| Source data |
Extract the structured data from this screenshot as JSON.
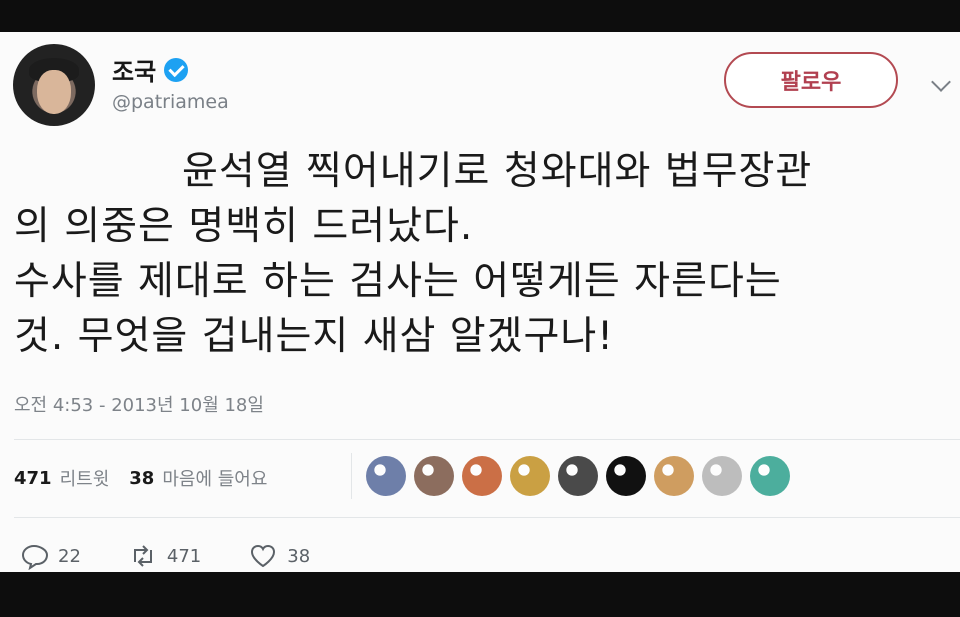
{
  "profile": {
    "name": "조국",
    "handle": "@patriamea",
    "follow_label": "팔로우"
  },
  "tweet": {
    "lines": [
      "윤석열 찍어내기로 청와대와 법무장관",
      "의 의중은 명백히 드러났다.",
      "수사를 제대로 하는 검사는 어떻게든 자른다는",
      "것. 무엇을 겁내는지 새삼 알겠구나!"
    ],
    "timestamp": "오전 4:53 - 2013년 10월 18일"
  },
  "stats": {
    "retweets": "471",
    "retweets_label": "리트윗",
    "likes": "38",
    "likes_label": "마음에 들어요"
  },
  "likers": [
    {
      "color": "#6e7fa9"
    },
    {
      "color": "#8c6d5e"
    },
    {
      "color": "#cb6f46"
    },
    {
      "color": "#caa043"
    },
    {
      "color": "#4a4a4a"
    },
    {
      "color": "#111111"
    },
    {
      "color": "#cf9d60"
    },
    {
      "color": "#bdbdbd"
    },
    {
      "color": "#4cae9d"
    }
  ],
  "actions": {
    "reply_count": "22",
    "retweet_count": "471",
    "like_count": "38"
  },
  "icons": {
    "verified": "verified-badge-icon",
    "more": "chevron-down-icon",
    "reply": "reply-icon",
    "retweet": "retweet-icon",
    "like": "heart-icon"
  },
  "colors": {
    "accent": "#1da1f2",
    "follow_border": "#b34a52"
  }
}
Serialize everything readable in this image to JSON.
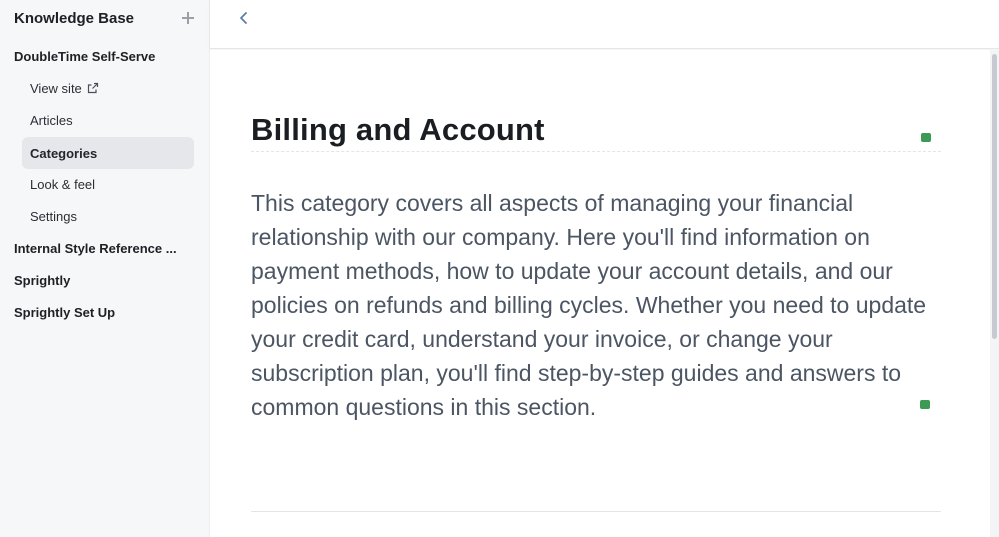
{
  "sidebar": {
    "title": "Knowledge Base",
    "add_icon": "plus-icon",
    "sections": [
      {
        "label": "DoubleTime Self-Serve"
      },
      {
        "label": "Internal Style Reference ..."
      },
      {
        "label": "Sprightly"
      },
      {
        "label": "Sprightly Set Up"
      }
    ],
    "items": [
      {
        "label": "View site",
        "icon": "external-link-icon"
      },
      {
        "label": "Articles"
      },
      {
        "label": "Categories",
        "active": true
      },
      {
        "label": "Look & feel"
      },
      {
        "label": "Settings"
      }
    ]
  },
  "topbar": {
    "back_icon": "chevron-left-icon"
  },
  "main": {
    "title": "Billing and Account",
    "description": "This category covers all aspects of managing your financial relationship with our company. Here you'll find information on payment methods, how to update your account details, and our policies on refunds and billing cycles. Whether you need to update your credit card, understand your invoice, or change your subscription plan, you'll find step-by-step guides and answers to common questions in this section."
  },
  "colors": {
    "accent_green": "#3c9a55",
    "sidebar_bg": "#f6f7f9",
    "active_item_bg": "#e5e7eb"
  }
}
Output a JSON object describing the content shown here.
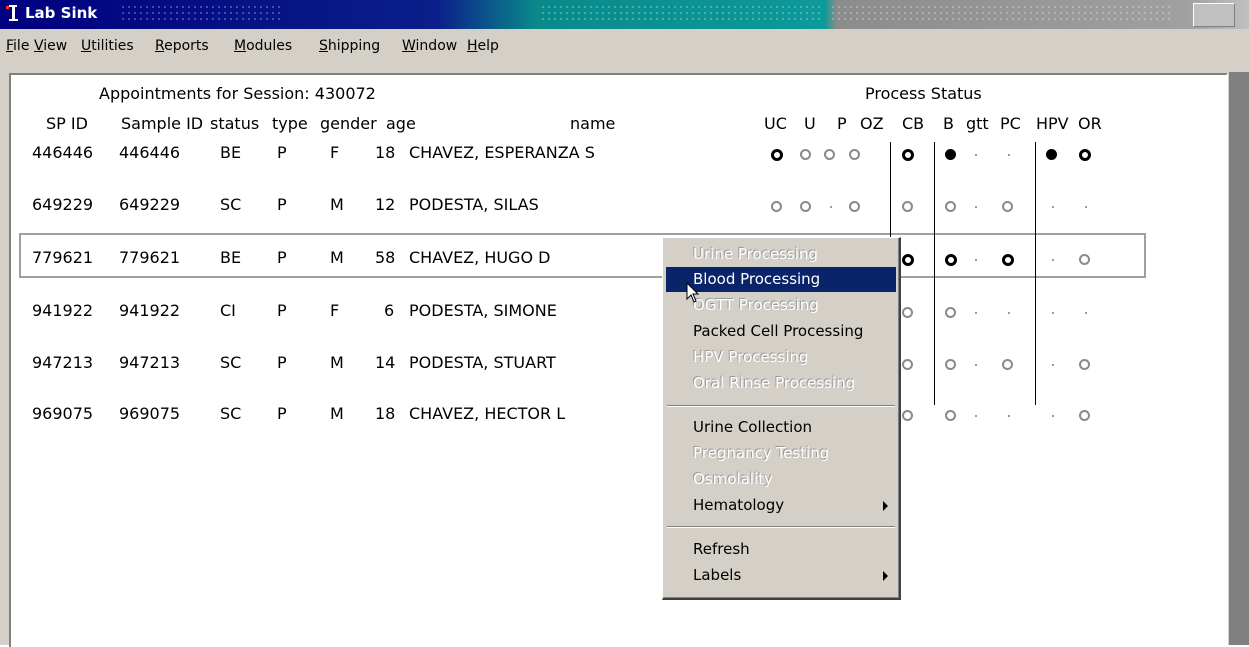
{
  "window": {
    "title": "Lab Sink"
  },
  "menu": [
    "File",
    "View",
    "Utilities",
    "Reports",
    "Modules",
    "Shipping",
    "Window",
    "Help"
  ],
  "menu_underline": [
    "F",
    "V",
    "U",
    "R",
    "M",
    "S",
    "W",
    "H"
  ],
  "session": {
    "label": "Appointments for Session: 430072",
    "process_status_label": "Process Status"
  },
  "columns": {
    "sp_id": "SP ID",
    "sample_id": "Sample ID",
    "status": "status",
    "type": "type",
    "gender": "gender",
    "age": "age",
    "name": "name",
    "process": [
      "UC",
      "U",
      "P",
      "OZ",
      "CB",
      "B",
      "gtt",
      "PC",
      "HPV",
      "OR"
    ]
  },
  "rows": [
    {
      "sp_id": "446446",
      "sample_id": "446446",
      "status": "BE",
      "type": "P",
      "gender": "F",
      "age": "18",
      "name": "CHAVEZ, ESPERANZA S",
      "process": [
        "bold",
        "grey",
        "grey",
        "grey",
        "bold",
        "fill",
        "dot",
        "dot",
        "fill",
        "bold"
      ]
    },
    {
      "sp_id": "649229",
      "sample_id": "649229",
      "status": "SC",
      "type": "P",
      "gender": "M",
      "age": "12",
      "name": "PODESTA, SILAS",
      "process": [
        "grey",
        "grey",
        "dot",
        "grey",
        "grey",
        "grey",
        "dot",
        "grey",
        "dot",
        "dot"
      ]
    },
    {
      "sp_id": "779621",
      "sample_id": "779621",
      "status": "BE",
      "type": "P",
      "gender": "M",
      "age": "58",
      "name": "CHAVEZ, HUGO D",
      "process": [
        "",
        "",
        "",
        "",
        "bold",
        "bold",
        "dot",
        "bold",
        "dot",
        "grey"
      ]
    },
    {
      "sp_id": "941922",
      "sample_id": "941922",
      "status": "CI",
      "type": "P",
      "gender": "F",
      "age": "6",
      "name": "PODESTA, SIMONE",
      "process": [
        "",
        "",
        "",
        "",
        "grey",
        "grey",
        "dot",
        "dot",
        "dot",
        "dot"
      ]
    },
    {
      "sp_id": "947213",
      "sample_id": "947213",
      "status": "SC",
      "type": "P",
      "gender": "M",
      "age": "14",
      "name": "PODESTA, STUART",
      "process": [
        "",
        "",
        "",
        "",
        "grey",
        "grey",
        "dot",
        "grey",
        "dot",
        "grey"
      ]
    },
    {
      "sp_id": "969075",
      "sample_id": "969075",
      "status": "SC",
      "type": "P",
      "gender": "M",
      "age": "18",
      "name": "CHAVEZ, HECTOR L",
      "process": [
        "",
        "",
        "",
        "",
        "grey",
        "grey",
        "dot",
        "dot",
        "dot",
        "grey"
      ]
    }
  ],
  "selected_row": "779621",
  "context_menu": {
    "items": [
      {
        "label": "Urine Processing",
        "enabled": false
      },
      {
        "label": "Blood Processing",
        "enabled": true,
        "highlighted": true
      },
      {
        "label": "OGTT Processing",
        "enabled": false
      },
      {
        "label": "Packed Cell Processing",
        "enabled": true
      },
      {
        "label": "HPV Processing",
        "enabled": false
      },
      {
        "label": "Oral Rinse Processing",
        "enabled": false
      },
      {
        "label": "Urine Collection",
        "enabled": true
      },
      {
        "label": "Pregnancy Testing",
        "enabled": false
      },
      {
        "label": "Osmolality",
        "enabled": false
      },
      {
        "label": "Hematology",
        "enabled": true,
        "submenu": true
      },
      {
        "label": "Refresh",
        "enabled": true
      },
      {
        "label": "Labels",
        "enabled": true,
        "submenu": true
      }
    ]
  },
  "colors": {
    "title_active": "#000080",
    "menu_highlight": "#0a246a",
    "face": "#d4d0c8"
  }
}
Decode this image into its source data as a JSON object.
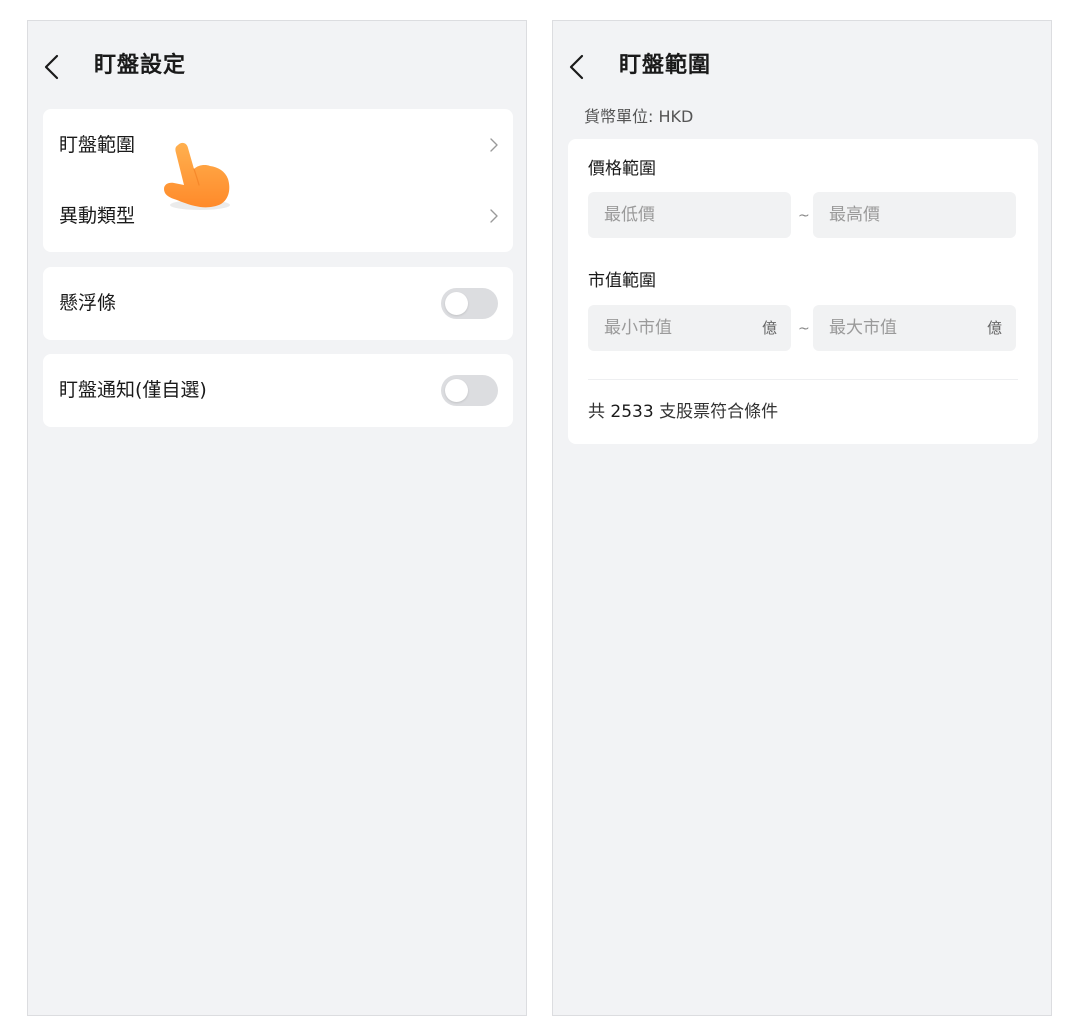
{
  "left_screen": {
    "title": "盯盤設定",
    "menu_items": [
      {
        "label": "盯盤範圍"
      },
      {
        "label": "異動類型"
      }
    ],
    "floating_bar": {
      "label": "懸浮條",
      "enabled": false
    },
    "watch_notify": {
      "label": "盯盤通知(僅自選)",
      "enabled": false
    }
  },
  "right_screen": {
    "title": "盯盤範圍",
    "currency_label": "貨幣單位: HKD",
    "price_range": {
      "label": "價格範圍",
      "min_placeholder": "最低價",
      "max_placeholder": "最高價",
      "separator": "~"
    },
    "market_cap_range": {
      "label": "市值範圍",
      "min_placeholder": "最小市值",
      "max_placeholder": "最大市值",
      "unit": "億",
      "separator": "~"
    },
    "summary": {
      "prefix": "共",
      "count": "2533",
      "suffix": "支股票符合條件"
    }
  },
  "colors": {
    "background": "#f2f3f5",
    "card": "#ffffff",
    "toggle_off": "#dcdde0",
    "pointer_hand": "#ff9a3c"
  },
  "icons": [
    "back-icon",
    "chevron-right-icon",
    "pointer-hand-icon"
  ]
}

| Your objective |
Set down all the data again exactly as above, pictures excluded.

| Exercise answer |
Extract the structured data from this screenshot as JSON.
{
  "profile": {
    "name": "조국",
    "handle": "@patriamea",
    "follow_label": "팔로우"
  },
  "tweet": {
    "lines": [
      "윤석열 찍어내기로 청와대와 법무장관",
      "의 의중은 명백히 드러났다.",
      "수사를 제대로 하는 검사는 어떻게든 자른다는",
      "것. 무엇을 겁내는지 새삼 알겠구나!"
    ],
    "timestamp": "오전 4:53 - 2013년 10월 18일"
  },
  "stats": {
    "retweets": "471",
    "retweets_label": "리트윗",
    "likes": "38",
    "likes_label": "마음에 들어요"
  },
  "likers": [
    {
      "color": "#6e7fa9"
    },
    {
      "color": "#8c6d5e"
    },
    {
      "color": "#cb6f46"
    },
    {
      "color": "#caa043"
    },
    {
      "color": "#4a4a4a"
    },
    {
      "color": "#111111"
    },
    {
      "color": "#cf9d60"
    },
    {
      "color": "#bdbdbd"
    },
    {
      "color": "#4cae9d"
    }
  ],
  "actions": {
    "reply_count": "22",
    "retweet_count": "471",
    "like_count": "38"
  },
  "icons": {
    "verified": "verified-badge-icon",
    "more": "chevron-down-icon",
    "reply": "reply-icon",
    "retweet": "retweet-icon",
    "like": "heart-icon"
  },
  "colors": {
    "accent": "#1da1f2",
    "follow_border": "#b34a52"
  }
}
Serialize everything readable in this image to JSON.
{
  "sidebar": {
    "title": "Knowledge Base",
    "add_icon": "plus-icon",
    "sections": [
      {
        "label": "DoubleTime Self-Serve"
      },
      {
        "label": "Internal Style Reference ..."
      },
      {
        "label": "Sprightly"
      },
      {
        "label": "Sprightly Set Up"
      }
    ],
    "items": [
      {
        "label": "View site",
        "icon": "external-link-icon"
      },
      {
        "label": "Articles"
      },
      {
        "label": "Categories",
        "active": true
      },
      {
        "label": "Look & feel"
      },
      {
        "label": "Settings"
      }
    ]
  },
  "topbar": {
    "back_icon": "chevron-left-icon"
  },
  "main": {
    "title": "Billing and Account",
    "description": "This category covers all aspects of managing your financial relationship with our company. Here you'll find information on payment methods, how to update your account details, and our policies on refunds and billing cycles. Whether you need to update your credit card, understand your invoice, or change your subscription plan, you'll find step-by-step guides and answers to common questions in this section."
  },
  "colors": {
    "accent_green": "#3c9a55",
    "sidebar_bg": "#f6f7f9",
    "active_item_bg": "#e5e7eb"
  }
}
Output a JSON object describing the content shown here.
{
  "window": {
    "title": "Lab Sink"
  },
  "menu": [
    "File",
    "View",
    "Utilities",
    "Reports",
    "Modules",
    "Shipping",
    "Window",
    "Help"
  ],
  "menu_underline": [
    "F",
    "V",
    "U",
    "R",
    "M",
    "S",
    "W",
    "H"
  ],
  "session": {
    "label": "Appointments for Session: 430072",
    "process_status_label": "Process Status"
  },
  "columns": {
    "sp_id": "SP ID",
    "sample_id": "Sample ID",
    "status": "status",
    "type": "type",
    "gender": "gender",
    "age": "age",
    "name": "name",
    "process": [
      "UC",
      "U",
      "P",
      "OZ",
      "CB",
      "B",
      "gtt",
      "PC",
      "HPV",
      "OR"
    ]
  },
  "rows": [
    {
      "sp_id": "446446",
      "sample_id": "446446",
      "status": "BE",
      "type": "P",
      "gender": "F",
      "age": "18",
      "name": "CHAVEZ, ESPERANZA S",
      "process": [
        "bold",
        "grey",
        "grey",
        "grey",
        "bold",
        "fill",
        "dot",
        "dot",
        "fill",
        "bold"
      ]
    },
    {
      "sp_id": "649229",
      "sample_id": "649229",
      "status": "SC",
      "type": "P",
      "gender": "M",
      "age": "12",
      "name": "PODESTA, SILAS",
      "process": [
        "grey",
        "grey",
        "dot",
        "grey",
        "grey",
        "grey",
        "dot",
        "grey",
        "dot",
        "dot"
      ]
    },
    {
      "sp_id": "779621",
      "sample_id": "779621",
      "status": "BE",
      "type": "P",
      "gender": "M",
      "age": "58",
      "name": "CHAVEZ, HUGO D",
      "process": [
        "",
        "",
        "",
        "",
        "bold",
        "bold",
        "dot",
        "bold",
        "dot",
        "grey"
      ]
    },
    {
      "sp_id": "941922",
      "sample_id": "941922",
      "status": "CI",
      "type": "P",
      "gender": "F",
      "age": "6",
      "name": "PODESTA, SIMONE",
      "process": [
        "",
        "",
        "",
        "",
        "grey",
        "grey",
        "dot",
        "dot",
        "dot",
        "dot"
      ]
    },
    {
      "sp_id": "947213",
      "sample_id": "947213",
      "status": "SC",
      "type": "P",
      "gender": "M",
      "age": "14",
      "name": "PODESTA, STUART",
      "process": [
        "",
        "",
        "",
        "",
        "grey",
        "grey",
        "dot",
        "grey",
        "dot",
        "grey"
      ]
    },
    {
      "sp_id": "969075",
      "sample_id": "969075",
      "status": "SC",
      "type": "P",
      "gender": "M",
      "age": "18",
      "name": "CHAVEZ, HECTOR L",
      "process": [
        "",
        "",
        "",
        "",
        "grey",
        "grey",
        "dot",
        "dot",
        "dot",
        "grey"
      ]
    }
  ],
  "selected_row": "779621",
  "context_menu": {
    "items": [
      {
        "label": "Urine Processing",
        "enabled": false
      },
      {
        "label": "Blood Processing",
        "enabled": true,
        "highlighted": true
      },
      {
        "label": "OGTT Processing",
        "enabled": false
      },
      {
        "label": "Packed Cell Processing",
        "enabled": true
      },
      {
        "label": "HPV Processing",
        "enabled": false
      },
      {
        "label": "Oral Rinse Processing",
        "enabled": false
      },
      {
        "label": "Urine Collection",
        "enabled": true
      },
      {
        "label": "Pregnancy Testing",
        "enabled": false
      },
      {
        "label": "Osmolality",
        "enabled": false
      },
      {
        "label": "Hematology",
        "enabled": true,
        "submenu": true
      },
      {
        "label": "Refresh",
        "enabled": true
      },
      {
        "label": "Labels",
        "enabled": true,
        "submenu": true
      }
    ]
  },
  "colors": {
    "title_active": "#000080",
    "menu_highlight": "#0a246a",
    "face": "#d4d0c8"
  }
}
Decode this image into its source data as a JSON object.
{
  "left_screen": {
    "title": "盯盤設定",
    "menu_items": [
      {
        "label": "盯盤範圍"
      },
      {
        "label": "異動類型"
      }
    ],
    "floating_bar": {
      "label": "懸浮條",
      "enabled": false
    },
    "watch_notify": {
      "label": "盯盤通知(僅自選)",
      "enabled": false
    }
  },
  "right_screen": {
    "title": "盯盤範圍",
    "currency_label": "貨幣單位: HKD",
    "price_range": {
      "label": "價格範圍",
      "min_placeholder": "最低價",
      "max_placeholder": "最高價",
      "separator": "~"
    },
    "market_cap_range": {
      "label": "市值範圍",
      "min_placeholder": "最小市值",
      "max_placeholder": "最大市值",
      "unit": "億",
      "separator": "~"
    },
    "summary": {
      "prefix": "共",
      "count": "2533",
      "suffix": "支股票符合條件"
    }
  },
  "colors": {
    "background": "#f2f3f5",
    "card": "#ffffff",
    "toggle_off": "#dcdde0",
    "pointer_hand": "#ff9a3c"
  },
  "icons": [
    "back-icon",
    "chevron-right-icon",
    "pointer-hand-icon"
  ]
}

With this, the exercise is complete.